With that in mind, I came across this 'no deadlines' idea recently and have thought about trying it on a very limited basis. I'd be curious to know other people's reactions to this experiment:
In a class with three short papers and a longer writing project, a professor crafted a “no deadlines” policy. He provided some suggested early deadlines, but students could turn in any of the papers at any time, up to the final exam date.
The catch was this:
- Papers that were turned in by the suggested early dates received extensive commentary and could be rewritten without penalty. Students could essentially work for any grade they wanted if they got on the job and handed things in.
- Papers that were turned in before the final week of the term were not eligible for rewrites and re-grading, but the professor would comment on them and make suggestions for future work.

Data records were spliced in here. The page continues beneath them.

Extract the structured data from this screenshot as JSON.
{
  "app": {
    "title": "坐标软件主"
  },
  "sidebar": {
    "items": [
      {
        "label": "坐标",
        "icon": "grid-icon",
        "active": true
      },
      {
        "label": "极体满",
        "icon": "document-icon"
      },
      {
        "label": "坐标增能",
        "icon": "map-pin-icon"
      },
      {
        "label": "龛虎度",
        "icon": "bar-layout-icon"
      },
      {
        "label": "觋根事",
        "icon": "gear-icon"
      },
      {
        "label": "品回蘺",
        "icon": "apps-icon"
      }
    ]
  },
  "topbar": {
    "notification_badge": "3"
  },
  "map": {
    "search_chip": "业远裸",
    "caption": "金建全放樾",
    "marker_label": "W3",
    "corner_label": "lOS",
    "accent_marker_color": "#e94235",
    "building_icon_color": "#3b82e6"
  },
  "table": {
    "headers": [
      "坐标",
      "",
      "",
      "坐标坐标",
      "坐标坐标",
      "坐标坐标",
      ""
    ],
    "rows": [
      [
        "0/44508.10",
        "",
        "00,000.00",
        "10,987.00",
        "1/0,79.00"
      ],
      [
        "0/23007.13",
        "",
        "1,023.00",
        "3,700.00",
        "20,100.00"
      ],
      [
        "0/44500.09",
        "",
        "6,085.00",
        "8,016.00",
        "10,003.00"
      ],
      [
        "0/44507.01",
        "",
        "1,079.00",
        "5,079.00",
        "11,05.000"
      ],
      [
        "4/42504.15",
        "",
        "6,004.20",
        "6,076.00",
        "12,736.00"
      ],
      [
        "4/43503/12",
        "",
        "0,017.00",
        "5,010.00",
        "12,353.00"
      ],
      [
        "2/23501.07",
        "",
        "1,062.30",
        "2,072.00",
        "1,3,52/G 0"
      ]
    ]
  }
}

- Papers received during or after the last week of the term received only a grade – no comments, no suggestions, no rewrites. Grades could not be appealed.
The professor found that his grading load during the term was better distributed; he received a few papers at a time that he could easily attend to. He did receive a load of papers at the end of term, but because he was merely grading without commentary, the workload was significantly lower at that time as well.
After a few terms of doing this, he found that about half the students took the rewrite option on at least one paper. Only about 10% of the students completed all their work in time to rewrite, and of course these were students who did not need much reworking anyway. A few “trait,” or habitual, procrastinators turned everything in at the last minute and took their chances.
Student feedback, he discovered, was mostly positive. Students appreciated the flexibility to plan their own work and the implied trust that he placed in them to manage their own schedules and lives. A few students, though, really wanted deadlines.